Wednesday, September 12, 2007

The Discovery of the Lascaux cave paintings

It was on this day in 1940 that four teenage boys discovered the Lascaux cave paintings, one of the greatest works of prehistoric art ever found — more than 200 paintings and 1,500 engravings of animals, including bulls, deer, oxen, herds of horses, stags, and cats, painted in various shades of yellow, red, brown, and black. There is also a single painting of a man, lying on his back as though dead, hidden off in a far corner of the cave.

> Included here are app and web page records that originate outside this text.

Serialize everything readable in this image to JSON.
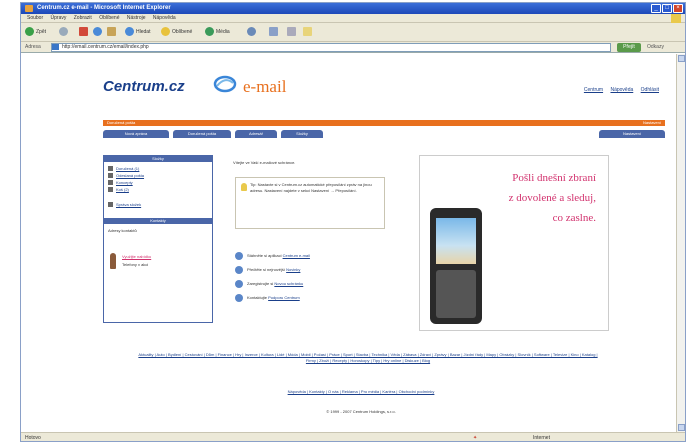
{
  "window": {
    "title": "Centrum.cz e-mail - Microsoft Internet Explorer"
  },
  "menu": [
    "Soubor",
    "Úpravy",
    "Zobrazit",
    "Oblíbené",
    "Nástroje",
    "Nápověda"
  ],
  "toolbar": {
    "back": "Zpět",
    "search": "Hledat",
    "favorites": "Oblíbené",
    "media": "Média"
  },
  "address": {
    "label": "Adresa",
    "url": "http://email.centrum.cz/email/index.php",
    "go": "Přejít",
    "links": "Odkazy"
  },
  "page": {
    "logo_main": "Centrum.cz",
    "logo_email": "e-mail",
    "top_links": [
      "Centrum",
      "Nápověda",
      "Odhlásit"
    ],
    "orange_left": "Doručená pošta",
    "orange_right": "Nastavení",
    "tabs": [
      "Nová zpráva",
      "Doručená pošta",
      "Adresář",
      "Složky",
      "Nastavení"
    ],
    "left_panel": {
      "head1": "Složky",
      "items": [
        "Doručená (1)",
        "Odeslaná pošta",
        "Koncepty",
        "Koš (2)",
        "Správa složek"
      ],
      "head2": "Kontakty",
      "contacts_label": "Adresy kontaktů",
      "promo_link": "Využijte nabídku",
      "promo_text": "Telefony v akci"
    },
    "intro": "Vítejte ve Vaší e-mailové schránce.",
    "tip": "Tip: Nastavte si v Centrum.cz automatické přeposílání zpráv na jinou adresu. Nastavení najdete v sekci Nastavení → Přeposílání.",
    "actions": [
      {
        "text": "Stáhněte si aplikaci",
        "link": "Centrum e-mail"
      },
      {
        "text": "Přečtěte si nejnovější",
        "link": "Novinky"
      },
      {
        "text": "Zaregistrujte si",
        "link": "Novou schránku"
      },
      {
        "text": "Kontaktujte",
        "link": "Podporu Centrum"
      }
    ],
    "ad": {
      "line1": "Pošli dnešní zbraní",
      "line2": "z dovolené a sleduj,",
      "line3": "co zaslne."
    },
    "footer_links": "Aktuality | Auto | Bydlení | Cestování | Dům | Finance | Hry | Inzerce | Kultura | Lidé | Móda | Mobil | Počasí | Práce | Sport | Stavba | Technika | Věda | Zábava | Zdraví | Zprávy | Bazar | Jízdní řády | Mapy | Obrázky | Slovník | Software | Televize | Kino | Katalog | Firmy | Zboží | Recepty | Horoskopy | Tipy | Hry online | Diskuze | Blog",
    "footer_links2": "Nápověda | Kontakty | O nás | Reklama | Pro média | Kariéra | Obchodní podmínky",
    "copyright": "© 1999 - 2007 Centrum Holdings, s.r.o."
  },
  "status": {
    "text": "Hotovo",
    "zone": "Internet"
  }
}
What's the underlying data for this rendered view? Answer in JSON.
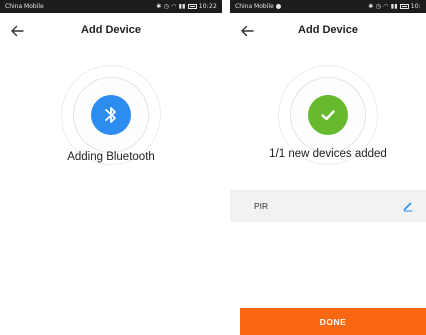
{
  "colors": {
    "accent": "#2d8cf0",
    "success": "#66b82c",
    "done_button": "#fa6713"
  },
  "left": {
    "status": {
      "carrier": "China Mobile",
      "indicators": "✱ ⏰ ◠ ᴴᵈ ▐▌",
      "time": "10:22"
    },
    "nav": {
      "back_icon": "back-arrow-icon",
      "title": "Add Device"
    },
    "badge_icon": "bluetooth-icon",
    "caption": "Adding Bluetooth"
  },
  "right": {
    "status": {
      "carrier": "China Mobile",
      "indicators": "✱ ⏰ ◠ ᴴᵈ ▐▌",
      "time": "10:"
    },
    "nav": {
      "back_icon": "back-arrow-icon",
      "title": "Add Device"
    },
    "badge_icon": "checkmark-icon",
    "caption": "1/1 new devices added",
    "device": {
      "name": "PIR",
      "edit_icon": "pencil-icon"
    },
    "done_label": "DONE"
  }
}
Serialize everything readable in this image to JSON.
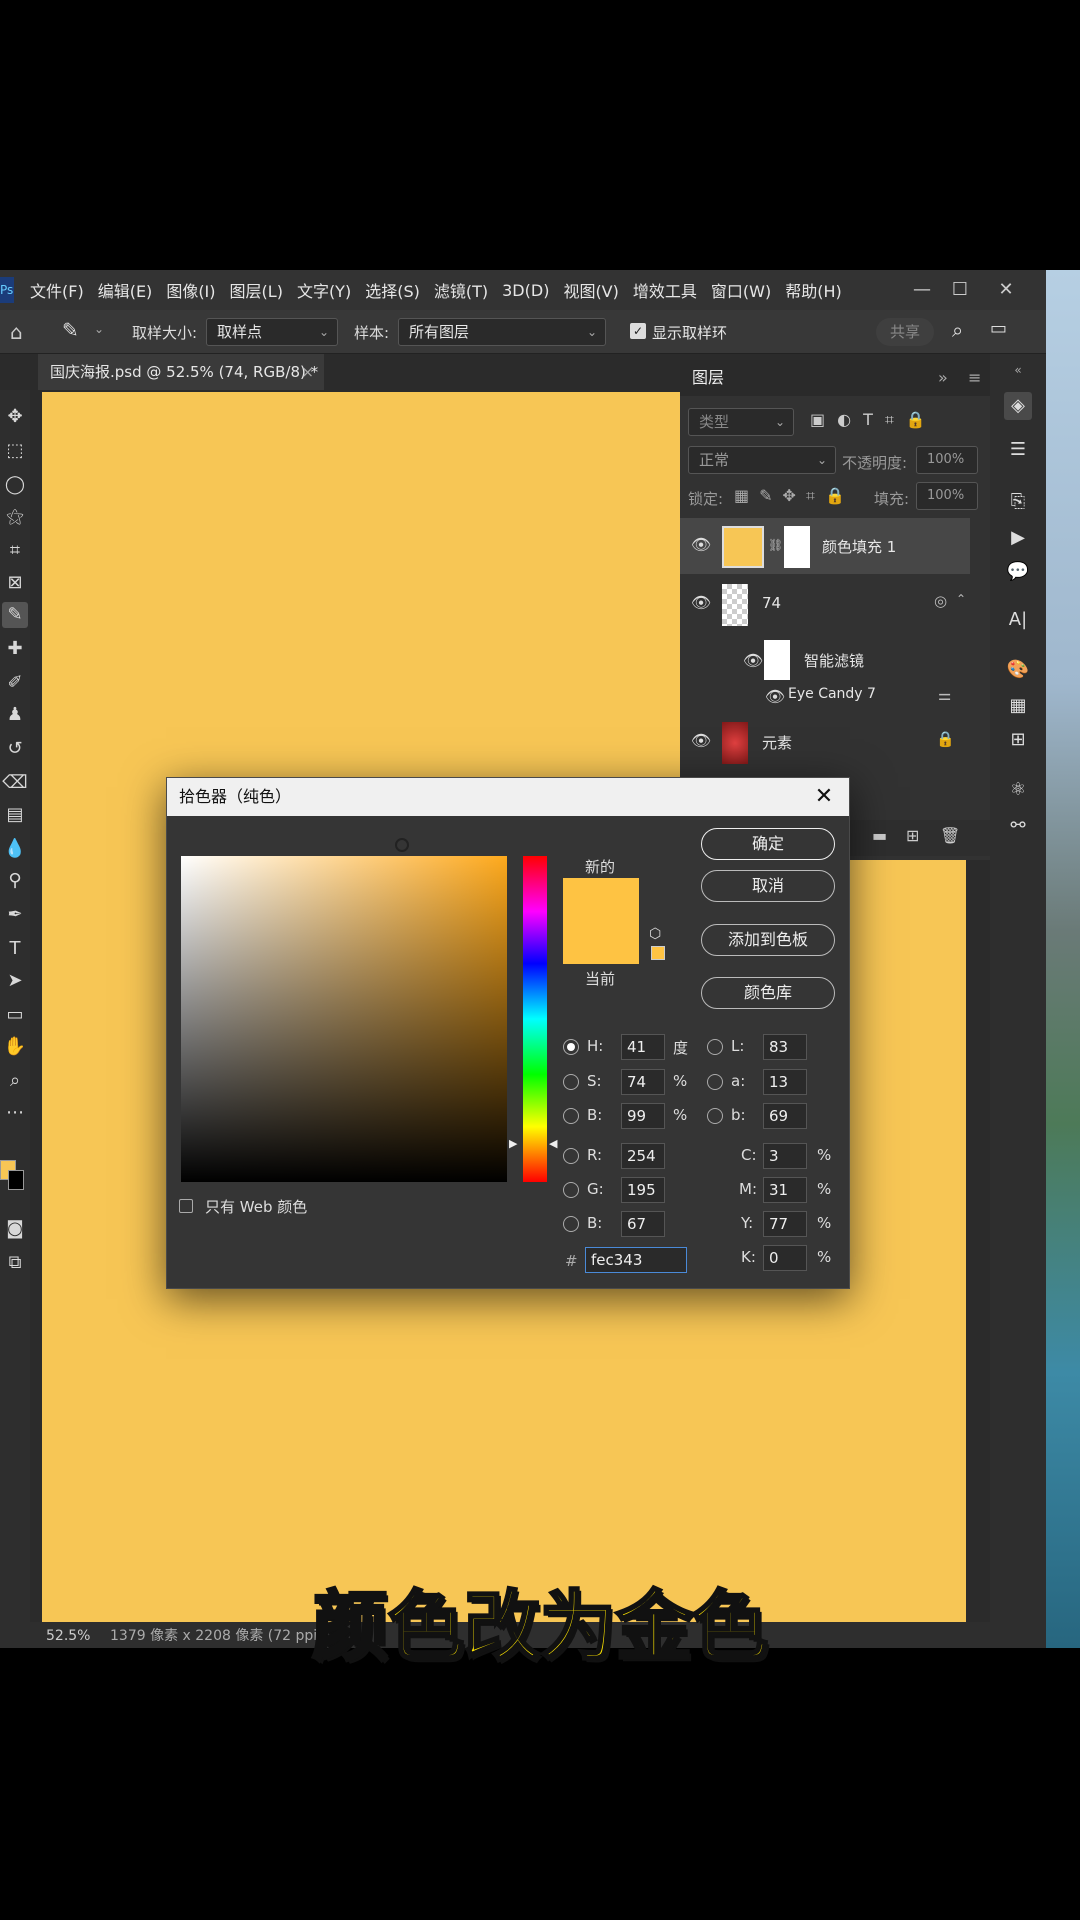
{
  "menubar": {
    "logo": "Ps",
    "items": [
      "文件(F)",
      "编辑(E)",
      "图像(I)",
      "图层(L)",
      "文字(Y)",
      "选择(S)",
      "滤镜(T)",
      "3D(D)",
      "视图(V)",
      "增效工具",
      "窗口(W)",
      "帮助(H)"
    ],
    "minimize": "—",
    "maximize": "☐",
    "close": "✕"
  },
  "options": {
    "sample_size_label": "取样大小:",
    "sample_size_value": "取样点",
    "sample_label": "样本:",
    "sample_value": "所有图层",
    "show_ring_label": "显示取样环",
    "share_label": "共享"
  },
  "document": {
    "tab_title": "国庆海报.psd @ 52.5% (74, RGB/8) *",
    "tab_close": "×",
    "zoom": "52.5%",
    "dimensions": "1379 像素 x 2208 像素 (72 ppi)"
  },
  "layers_panel": {
    "title": "图层",
    "filter_placeholder": "类型",
    "blend_mode": "正常",
    "opacity_label": "不透明度:",
    "opacity_value": "100%",
    "lock_label": "锁定:",
    "fill_label": "填充:",
    "fill_value": "100%",
    "layers": [
      {
        "name": "颜色填充 1"
      },
      {
        "name": "74"
      },
      {
        "name": "智能滤镜"
      },
      {
        "name": "Eye Candy 7"
      },
      {
        "name": "元素"
      }
    ]
  },
  "picker": {
    "title": "拾色器（纯色）",
    "close": "✕",
    "new_label": "新的",
    "current_label": "当前",
    "ok": "确定",
    "cancel": "取消",
    "add_swatch": "添加到色板",
    "color_libraries": "颜色库",
    "web_only_label": "只有 Web 颜色",
    "new_color": "#fec343",
    "fields": {
      "H": {
        "label": "H:",
        "value": "41",
        "unit": "度"
      },
      "S": {
        "label": "S:",
        "value": "74",
        "unit": "%"
      },
      "Bv": {
        "label": "B:",
        "value": "99",
        "unit": "%"
      },
      "R": {
        "label": "R:",
        "value": "254"
      },
      "G": {
        "label": "G:",
        "value": "195"
      },
      "Bc": {
        "label": "B:",
        "value": "67"
      },
      "L": {
        "label": "L:",
        "value": "83"
      },
      "a": {
        "label": "a:",
        "value": "13"
      },
      "b": {
        "label": "b:",
        "value": "69"
      },
      "C": {
        "label": "C:",
        "value": "3",
        "unit": "%"
      },
      "M": {
        "label": "M:",
        "value": "31",
        "unit": "%"
      },
      "Y": {
        "label": "Y:",
        "value": "77",
        "unit": "%"
      },
      "K": {
        "label": "K:",
        "value": "0",
        "unit": "%"
      }
    },
    "hex_label": "#",
    "hex_value": "fec343"
  },
  "subtitle": "颜色改为金色"
}
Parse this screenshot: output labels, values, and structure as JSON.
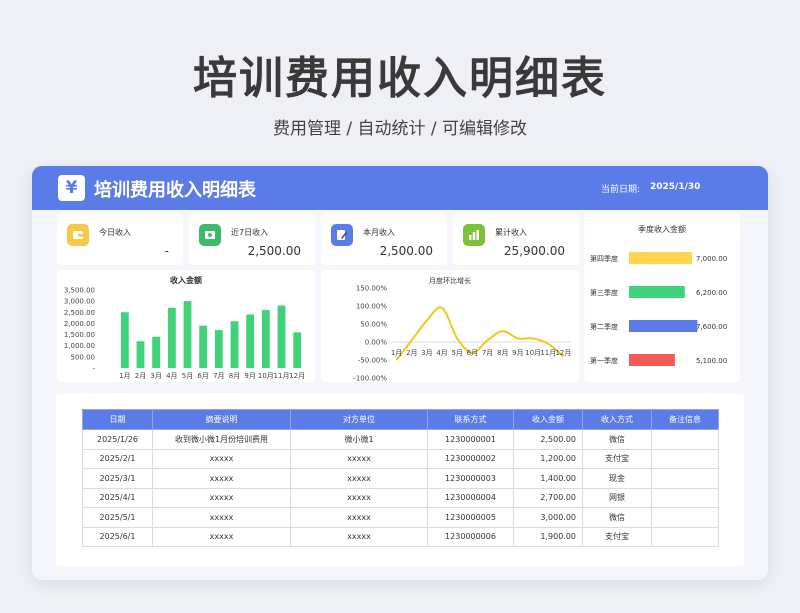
{
  "page": {
    "title": "培训费用收入明细表",
    "subtitle": "费用管理 /  自动统计  /  可编辑修改"
  },
  "header": {
    "icon": "yen-icon",
    "icon_glyph": "¥",
    "title": "培训费用收入明细表",
    "date_label": "当前日期:",
    "date_value": "2025/1/30"
  },
  "stats": [
    {
      "label": "今日收入",
      "value": "-",
      "icon": "wallet-icon",
      "color": "#f6c946"
    },
    {
      "label": "近7日收入",
      "value": "2,500.00",
      "icon": "cash-icon",
      "color": "#3fba6a"
    },
    {
      "label": "本月收入",
      "value": "2,500.00",
      "icon": "edit-icon",
      "color": "#5b7be6"
    },
    {
      "label": "累计收入",
      "value": "25,900.00",
      "icon": "bar-chart-icon",
      "color": "#7cc33a"
    }
  ],
  "colors": {
    "accent": "#5b7be6",
    "green": "#3fd27a",
    "yellow": "#f5c518",
    "red": "#f35b57"
  },
  "chart_data": [
    {
      "type": "bar",
      "title": "收入金额",
      "categories": [
        "1月",
        "2月",
        "3月",
        "4月",
        "5月",
        "6月",
        "7月",
        "8月",
        "9月",
        "10月",
        "11月",
        "12月"
      ],
      "values": [
        2500,
        1200,
        1400,
        2700,
        3000,
        1900,
        1700,
        2100,
        2400,
        2600,
        2800,
        1600
      ],
      "yticks": [
        "3,500.00",
        "3,000.00",
        "2,500.00",
        "2,000.00",
        "1,500.00",
        "1,000.00",
        "500.00",
        "-"
      ],
      "ylim": [
        0,
        3500
      ]
    },
    {
      "type": "line",
      "title": "月度环比增长",
      "categories": [
        "1月",
        "2月",
        "3月",
        "4月",
        "5月",
        "6月",
        "7月",
        "8月",
        "9月",
        "10月",
        "11月",
        "12月"
      ],
      "values": [
        -50,
        5,
        60,
        95,
        10,
        -30,
        5,
        30,
        10,
        10,
        -5,
        -40
      ],
      "yticks": [
        "150.00%",
        "100.00%",
        "50.00%",
        "0.00%",
        "-50.00%",
        "-100.00%"
      ],
      "ylim": [
        -100,
        150
      ]
    },
    {
      "type": "bar",
      "title": "季度收入金额",
      "categories": [
        "第四季度",
        "第三季度",
        "第二季度",
        "第一季度"
      ],
      "values": [
        7000,
        6200,
        7600,
        5100
      ],
      "value_labels": [
        "7,000.00",
        "6,200.00",
        "7,600.00",
        "5,100.00"
      ],
      "colors": [
        "#ffd54f",
        "#3fd27a",
        "#5b7be6",
        "#f35b57"
      ]
    }
  ],
  "table": {
    "headers": [
      "日期",
      "摘要说明",
      "对方单位",
      "联系方式",
      "收入金额",
      "收入方式",
      "备注信息"
    ],
    "rows": [
      [
        "2025/1/26",
        "收到微小微1月份培训费用",
        "微小微1",
        "1230000001",
        "2,500.00",
        "微信",
        ""
      ],
      [
        "2025/2/1",
        "xxxxx",
        "xxxxx",
        "1230000002",
        "1,200.00",
        "支付宝",
        ""
      ],
      [
        "2025/3/1",
        "xxxxx",
        "xxxxx",
        "1230000003",
        "1,400.00",
        "现金",
        ""
      ],
      [
        "2025/4/1",
        "xxxxx",
        "xxxxx",
        "1230000004",
        "2,700.00",
        "网银",
        ""
      ],
      [
        "2025/5/1",
        "xxxxx",
        "xxxxx",
        "1230000005",
        "3,000.00",
        "微信",
        ""
      ],
      [
        "2025/6/1",
        "xxxxx",
        "xxxxx",
        "1230000006",
        "1,900.00",
        "支付宝",
        ""
      ]
    ]
  }
}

Anthropologists were particularly impressed with the quality of the paintings. They were not primitive stick figures of animals, but realistic drawings with beautiful, fluid lines, showing the various creatures turning their heads, walking through water, falling off cliffs. The paintings cover the walls all the way up to the ceiling, and there were holes in the wall where the prehistoric artists inserted logs to reach the higher levels. Art historians have compared the Lascaux cave paintings to the work of Picasso. Others have called Lascaux the prehistoric Sistine Chapel.

From the Writers's Almanac

No comments: